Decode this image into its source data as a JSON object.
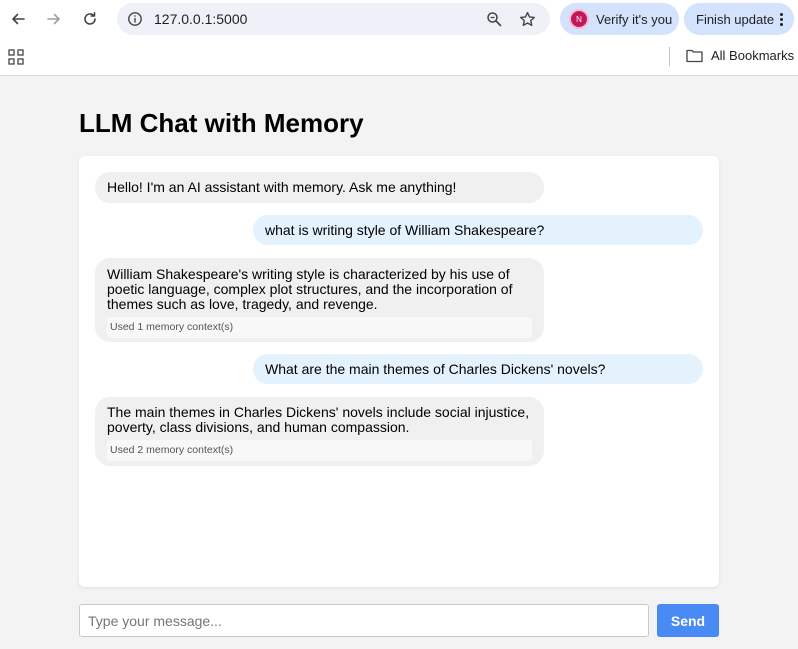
{
  "browser": {
    "url": "127.0.0.1:5000",
    "profile_initial": "N",
    "verify_label": "Verify it's you",
    "update_label": "Finish update",
    "all_bookmarks": "All Bookmarks",
    "colors": {
      "pill": "#d3e3fd",
      "omnibox": "#eef1f8"
    }
  },
  "page": {
    "title": "LLM Chat with Memory"
  },
  "messages": [
    {
      "role": "bot",
      "text": "Hello! I'm an AI assistant with memory. Ask me anything!"
    },
    {
      "role": "user",
      "text": "what is writing style of William Shakespeare?"
    },
    {
      "role": "bot",
      "text": "William Shakespeare's writing style is characterized by his use of poetic language, complex plot structures, and the incorporation of themes such as love, tragedy, and revenge.",
      "memory": "Used 1 memory context(s)"
    },
    {
      "role": "user",
      "text": "What are the main themes of Charles Dickens' novels?"
    },
    {
      "role": "bot",
      "text": "The main themes in Charles Dickens' novels include social injustice, poverty, class divisions, and human compassion.",
      "memory": "Used 2 memory context(s)"
    }
  ],
  "composer": {
    "placeholder": "Type your message...",
    "send_label": "Send",
    "send_color": "#4a8af4"
  }
}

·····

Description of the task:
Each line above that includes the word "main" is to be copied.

Exercise result:
      "text": "What are the main themes of Charles Dickens' novels?"
      "text": "The main themes in Charles Dickens' novels include social injustice, poverty, class divisions, and human compassion.",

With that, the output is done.